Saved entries

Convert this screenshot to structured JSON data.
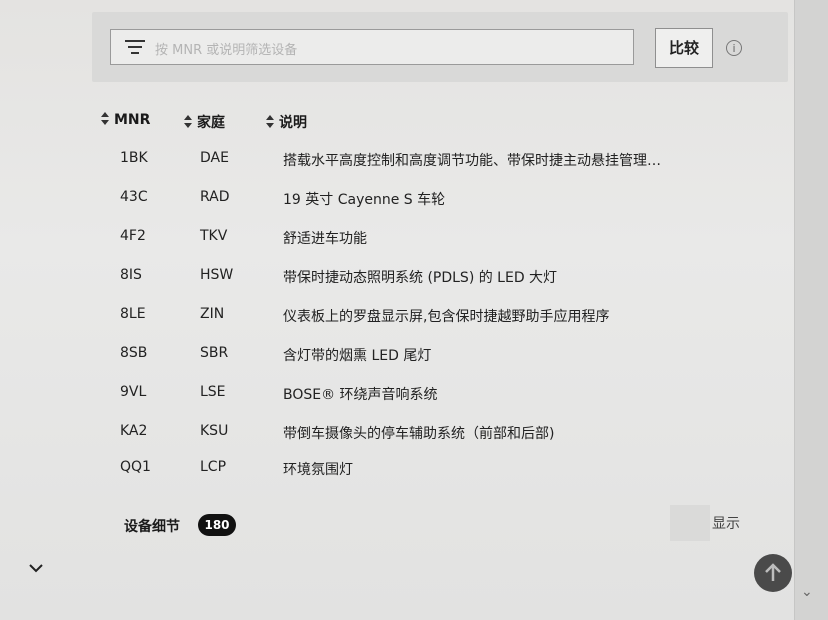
{
  "filter": {
    "placeholder": "按 MNR 或说明筛选设备",
    "compare_label": "比较",
    "info_symbol": "i"
  },
  "table": {
    "headers": {
      "mnr": "MNR",
      "family": "家庭",
      "description": "说明"
    },
    "rows": [
      {
        "mnr": "1BK",
        "family": "DAE",
        "description": "搭载水平高度控制和高度调节功能、带保时捷主动悬挂管理…"
      },
      {
        "mnr": "43C",
        "family": "RAD",
        "description": "19 英寸 Cayenne S 车轮"
      },
      {
        "mnr": "4F2",
        "family": "TKV",
        "description": "舒适进车功能"
      },
      {
        "mnr": "8IS",
        "family": "HSW",
        "description": "带保时捷动态照明系统 (PDLS) 的 LED 大灯"
      },
      {
        "mnr": "8LE",
        "family": "ZIN",
        "description": "仪表板上的罗盘显示屏,包含保时捷越野助手应用程序"
      },
      {
        "mnr": "8SB",
        "family": "SBR",
        "description": "含灯带的烟熏 LED 尾灯"
      },
      {
        "mnr": "9VL",
        "family": "LSE",
        "description": "BOSE® 环绕声音响系统"
      },
      {
        "mnr": "KA2",
        "family": "KSU",
        "description": "带倒车摄像头的停车辅助系统（前部和后部)"
      },
      {
        "mnr": "QQ1",
        "family": "LCP",
        "description": "环境氛围灯"
      }
    ]
  },
  "footer": {
    "details_label": "设备细节",
    "details_count": "180",
    "show_label": "显示"
  },
  "icons": {
    "filter": "filter-icon",
    "sort": "sort-icon",
    "info": "info-icon",
    "chevron_down": "chevron-down-icon",
    "scroll_top": "arrow-up-icon"
  }
}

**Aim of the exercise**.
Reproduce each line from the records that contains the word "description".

**Output for this exercise**.
      "description": "说明"
        "description": "搭载水平高度控制和高度调节功能、带保时捷主动悬挂管理…"
        "description": "19 英寸 Cayenne S 车轮"
        "description": "舒适进车功能"
        "description": "带保时捷动态照明系统 (PDLS) 的 LED 大灯"
        "description": "仪表板上的罗盘显示屏,包含保时捷越野助手应用程序"
        "description": "含灯带的烟熏 LED 尾灯"
        "description": "BOSE® 环绕声音响系统"
        "description": "带倒车摄像头的停车辅助系统（前部和后部)"
        "description": "环境氛围灯"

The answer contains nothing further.